Exercise instructions >> A single figure is the whole answer: the number of lines in the records that contain "JSON".

Excerpted records >>
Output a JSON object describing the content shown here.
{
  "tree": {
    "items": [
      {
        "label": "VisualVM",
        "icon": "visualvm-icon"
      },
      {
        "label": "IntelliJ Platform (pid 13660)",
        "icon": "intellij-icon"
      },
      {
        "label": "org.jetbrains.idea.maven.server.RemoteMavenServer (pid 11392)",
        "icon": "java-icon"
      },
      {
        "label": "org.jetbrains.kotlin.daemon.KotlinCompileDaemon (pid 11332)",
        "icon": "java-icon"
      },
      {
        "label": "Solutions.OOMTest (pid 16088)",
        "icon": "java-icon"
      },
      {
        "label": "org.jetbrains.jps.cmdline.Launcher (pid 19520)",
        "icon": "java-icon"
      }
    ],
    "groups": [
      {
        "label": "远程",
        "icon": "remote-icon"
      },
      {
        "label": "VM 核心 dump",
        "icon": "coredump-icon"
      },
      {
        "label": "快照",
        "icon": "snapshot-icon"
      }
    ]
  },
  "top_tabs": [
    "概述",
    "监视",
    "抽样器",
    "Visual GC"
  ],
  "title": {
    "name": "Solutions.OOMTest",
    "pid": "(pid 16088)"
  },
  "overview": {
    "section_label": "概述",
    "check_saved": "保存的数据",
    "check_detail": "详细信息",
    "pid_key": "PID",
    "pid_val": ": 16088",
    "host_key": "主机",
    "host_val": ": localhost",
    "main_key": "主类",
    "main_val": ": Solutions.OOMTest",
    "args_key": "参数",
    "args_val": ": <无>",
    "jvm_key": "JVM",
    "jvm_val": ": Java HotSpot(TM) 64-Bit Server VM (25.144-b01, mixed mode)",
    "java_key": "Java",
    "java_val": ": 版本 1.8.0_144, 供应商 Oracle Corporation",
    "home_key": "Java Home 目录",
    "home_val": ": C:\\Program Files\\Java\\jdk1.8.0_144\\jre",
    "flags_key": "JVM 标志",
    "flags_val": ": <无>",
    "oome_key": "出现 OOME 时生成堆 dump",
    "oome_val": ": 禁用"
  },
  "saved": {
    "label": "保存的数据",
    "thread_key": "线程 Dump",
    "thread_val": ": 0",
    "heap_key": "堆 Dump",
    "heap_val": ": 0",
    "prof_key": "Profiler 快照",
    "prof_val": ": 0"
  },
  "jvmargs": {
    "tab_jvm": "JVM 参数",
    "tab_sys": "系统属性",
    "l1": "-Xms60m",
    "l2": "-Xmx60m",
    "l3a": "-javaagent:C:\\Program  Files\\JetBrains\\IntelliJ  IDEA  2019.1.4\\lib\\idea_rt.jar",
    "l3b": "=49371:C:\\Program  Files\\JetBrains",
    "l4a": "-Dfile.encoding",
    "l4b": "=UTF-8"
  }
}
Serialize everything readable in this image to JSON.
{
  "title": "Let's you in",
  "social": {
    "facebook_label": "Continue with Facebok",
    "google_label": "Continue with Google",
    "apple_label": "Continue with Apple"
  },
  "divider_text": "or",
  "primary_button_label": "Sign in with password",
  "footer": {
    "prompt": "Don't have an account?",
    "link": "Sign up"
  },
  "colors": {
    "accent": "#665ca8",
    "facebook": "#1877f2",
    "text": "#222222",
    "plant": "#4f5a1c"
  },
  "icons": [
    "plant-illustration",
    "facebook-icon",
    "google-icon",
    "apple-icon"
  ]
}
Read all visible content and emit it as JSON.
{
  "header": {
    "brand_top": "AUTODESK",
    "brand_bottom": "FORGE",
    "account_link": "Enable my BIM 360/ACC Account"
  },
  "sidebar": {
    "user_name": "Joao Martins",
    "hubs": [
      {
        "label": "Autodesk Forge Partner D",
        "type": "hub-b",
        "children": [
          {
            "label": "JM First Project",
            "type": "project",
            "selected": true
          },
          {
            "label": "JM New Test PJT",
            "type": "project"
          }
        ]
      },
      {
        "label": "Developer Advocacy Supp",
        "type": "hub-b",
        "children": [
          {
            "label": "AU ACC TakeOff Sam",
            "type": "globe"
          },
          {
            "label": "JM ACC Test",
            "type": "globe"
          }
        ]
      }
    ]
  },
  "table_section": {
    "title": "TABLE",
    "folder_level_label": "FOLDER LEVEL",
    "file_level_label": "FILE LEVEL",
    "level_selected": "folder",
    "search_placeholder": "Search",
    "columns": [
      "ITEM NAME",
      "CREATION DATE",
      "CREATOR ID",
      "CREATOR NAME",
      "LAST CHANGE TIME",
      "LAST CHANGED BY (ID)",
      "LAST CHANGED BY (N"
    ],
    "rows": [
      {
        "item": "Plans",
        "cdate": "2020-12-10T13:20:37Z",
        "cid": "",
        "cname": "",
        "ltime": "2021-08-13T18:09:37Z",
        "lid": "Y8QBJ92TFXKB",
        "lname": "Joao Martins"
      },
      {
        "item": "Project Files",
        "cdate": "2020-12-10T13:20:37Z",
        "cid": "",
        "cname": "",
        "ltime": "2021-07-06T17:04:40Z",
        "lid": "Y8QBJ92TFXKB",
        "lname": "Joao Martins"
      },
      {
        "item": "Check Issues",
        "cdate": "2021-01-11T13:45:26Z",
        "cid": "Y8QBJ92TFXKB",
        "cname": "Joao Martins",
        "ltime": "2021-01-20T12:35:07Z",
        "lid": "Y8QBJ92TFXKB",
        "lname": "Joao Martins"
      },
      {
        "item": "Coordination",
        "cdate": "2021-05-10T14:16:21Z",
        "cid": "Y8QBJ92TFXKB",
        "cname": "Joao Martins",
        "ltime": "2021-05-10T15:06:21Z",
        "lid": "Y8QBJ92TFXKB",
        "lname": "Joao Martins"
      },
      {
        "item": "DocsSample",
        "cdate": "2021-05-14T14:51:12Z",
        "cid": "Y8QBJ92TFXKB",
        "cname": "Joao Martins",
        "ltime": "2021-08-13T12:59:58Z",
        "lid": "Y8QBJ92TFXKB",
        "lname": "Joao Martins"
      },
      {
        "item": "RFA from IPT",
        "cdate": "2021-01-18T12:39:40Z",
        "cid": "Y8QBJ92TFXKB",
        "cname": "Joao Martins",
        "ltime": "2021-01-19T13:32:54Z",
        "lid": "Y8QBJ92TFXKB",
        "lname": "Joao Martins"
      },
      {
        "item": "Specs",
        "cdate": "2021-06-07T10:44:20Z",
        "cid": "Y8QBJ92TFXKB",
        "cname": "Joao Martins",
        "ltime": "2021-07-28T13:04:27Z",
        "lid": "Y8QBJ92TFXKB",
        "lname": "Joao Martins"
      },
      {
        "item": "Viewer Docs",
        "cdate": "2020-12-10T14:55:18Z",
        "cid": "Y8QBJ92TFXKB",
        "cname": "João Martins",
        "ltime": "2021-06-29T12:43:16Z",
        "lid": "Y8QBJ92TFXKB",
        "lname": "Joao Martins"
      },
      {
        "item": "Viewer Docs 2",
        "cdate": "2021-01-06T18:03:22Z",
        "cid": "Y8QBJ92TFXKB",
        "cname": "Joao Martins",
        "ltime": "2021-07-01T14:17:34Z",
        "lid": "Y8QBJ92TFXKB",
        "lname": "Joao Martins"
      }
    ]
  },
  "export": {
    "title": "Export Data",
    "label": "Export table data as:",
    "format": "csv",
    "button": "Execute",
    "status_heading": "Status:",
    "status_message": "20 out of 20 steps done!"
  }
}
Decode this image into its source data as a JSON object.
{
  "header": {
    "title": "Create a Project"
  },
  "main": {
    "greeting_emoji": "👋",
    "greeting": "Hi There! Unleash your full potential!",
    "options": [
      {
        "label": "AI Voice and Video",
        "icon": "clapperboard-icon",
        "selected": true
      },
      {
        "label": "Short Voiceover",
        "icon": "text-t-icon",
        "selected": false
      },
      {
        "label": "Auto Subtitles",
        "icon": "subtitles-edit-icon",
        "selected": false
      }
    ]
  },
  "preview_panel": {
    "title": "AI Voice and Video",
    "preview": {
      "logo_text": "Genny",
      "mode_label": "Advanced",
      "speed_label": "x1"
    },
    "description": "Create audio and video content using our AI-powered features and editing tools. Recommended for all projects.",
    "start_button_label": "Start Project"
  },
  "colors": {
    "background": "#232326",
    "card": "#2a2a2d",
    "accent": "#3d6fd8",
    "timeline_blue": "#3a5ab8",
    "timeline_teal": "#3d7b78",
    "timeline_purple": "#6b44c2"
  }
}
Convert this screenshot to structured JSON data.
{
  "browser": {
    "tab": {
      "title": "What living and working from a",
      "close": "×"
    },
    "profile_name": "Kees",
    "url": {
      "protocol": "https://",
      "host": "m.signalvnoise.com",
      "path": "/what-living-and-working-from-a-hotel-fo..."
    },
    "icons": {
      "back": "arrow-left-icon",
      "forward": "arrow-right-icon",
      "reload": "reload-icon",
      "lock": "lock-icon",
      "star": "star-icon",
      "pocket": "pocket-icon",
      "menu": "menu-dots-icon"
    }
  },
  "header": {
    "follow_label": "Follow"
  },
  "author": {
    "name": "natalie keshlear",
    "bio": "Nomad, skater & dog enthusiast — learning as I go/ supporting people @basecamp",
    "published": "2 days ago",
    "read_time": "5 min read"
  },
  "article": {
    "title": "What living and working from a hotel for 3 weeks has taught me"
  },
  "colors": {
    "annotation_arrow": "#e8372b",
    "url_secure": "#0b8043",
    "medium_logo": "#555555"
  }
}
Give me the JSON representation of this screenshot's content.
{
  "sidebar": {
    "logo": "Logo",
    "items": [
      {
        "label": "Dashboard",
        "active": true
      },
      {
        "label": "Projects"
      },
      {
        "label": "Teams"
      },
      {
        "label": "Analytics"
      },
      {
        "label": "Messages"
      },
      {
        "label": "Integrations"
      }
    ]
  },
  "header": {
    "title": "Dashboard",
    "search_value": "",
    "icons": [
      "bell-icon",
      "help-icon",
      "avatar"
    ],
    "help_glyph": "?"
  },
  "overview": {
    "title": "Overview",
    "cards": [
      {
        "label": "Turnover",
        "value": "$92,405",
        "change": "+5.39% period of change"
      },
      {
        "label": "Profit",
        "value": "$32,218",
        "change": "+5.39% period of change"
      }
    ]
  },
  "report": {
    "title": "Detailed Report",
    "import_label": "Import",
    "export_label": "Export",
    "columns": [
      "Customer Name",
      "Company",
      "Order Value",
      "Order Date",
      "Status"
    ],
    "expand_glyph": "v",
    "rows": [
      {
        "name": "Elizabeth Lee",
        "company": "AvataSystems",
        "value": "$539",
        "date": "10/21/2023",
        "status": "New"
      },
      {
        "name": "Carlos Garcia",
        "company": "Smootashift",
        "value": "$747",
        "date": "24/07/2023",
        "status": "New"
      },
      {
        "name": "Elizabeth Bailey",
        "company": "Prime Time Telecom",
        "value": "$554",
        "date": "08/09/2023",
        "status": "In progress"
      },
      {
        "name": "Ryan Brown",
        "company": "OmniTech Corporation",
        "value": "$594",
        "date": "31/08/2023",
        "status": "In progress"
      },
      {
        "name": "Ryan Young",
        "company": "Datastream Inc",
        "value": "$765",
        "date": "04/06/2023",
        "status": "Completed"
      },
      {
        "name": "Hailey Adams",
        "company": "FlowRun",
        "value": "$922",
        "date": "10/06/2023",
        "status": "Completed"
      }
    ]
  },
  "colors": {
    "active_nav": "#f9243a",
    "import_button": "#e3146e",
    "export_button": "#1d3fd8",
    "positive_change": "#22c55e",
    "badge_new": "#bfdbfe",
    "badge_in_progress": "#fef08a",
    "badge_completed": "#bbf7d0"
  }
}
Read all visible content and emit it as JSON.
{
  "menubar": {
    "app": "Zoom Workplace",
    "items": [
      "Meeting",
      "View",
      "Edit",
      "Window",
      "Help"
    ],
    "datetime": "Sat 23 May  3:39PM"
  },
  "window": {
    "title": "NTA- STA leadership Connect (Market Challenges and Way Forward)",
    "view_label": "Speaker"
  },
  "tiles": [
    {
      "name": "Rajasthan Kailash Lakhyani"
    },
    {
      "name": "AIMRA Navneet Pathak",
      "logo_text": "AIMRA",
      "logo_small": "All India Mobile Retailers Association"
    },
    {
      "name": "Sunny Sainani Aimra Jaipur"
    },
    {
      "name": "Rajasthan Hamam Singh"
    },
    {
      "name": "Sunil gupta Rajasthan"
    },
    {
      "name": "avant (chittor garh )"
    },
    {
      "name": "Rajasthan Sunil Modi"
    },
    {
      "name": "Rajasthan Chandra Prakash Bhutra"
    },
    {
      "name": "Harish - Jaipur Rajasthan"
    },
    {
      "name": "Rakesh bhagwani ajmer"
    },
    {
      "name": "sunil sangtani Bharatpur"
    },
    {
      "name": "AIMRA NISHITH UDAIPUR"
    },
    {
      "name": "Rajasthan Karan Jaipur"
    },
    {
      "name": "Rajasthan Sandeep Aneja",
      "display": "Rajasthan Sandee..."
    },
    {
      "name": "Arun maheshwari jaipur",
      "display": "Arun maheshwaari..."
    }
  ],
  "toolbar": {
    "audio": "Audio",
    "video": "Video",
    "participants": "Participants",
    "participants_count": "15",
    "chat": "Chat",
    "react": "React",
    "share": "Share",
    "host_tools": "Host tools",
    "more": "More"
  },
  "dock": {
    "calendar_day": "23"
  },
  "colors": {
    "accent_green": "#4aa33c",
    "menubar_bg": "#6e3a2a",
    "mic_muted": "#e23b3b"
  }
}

Answer >> 7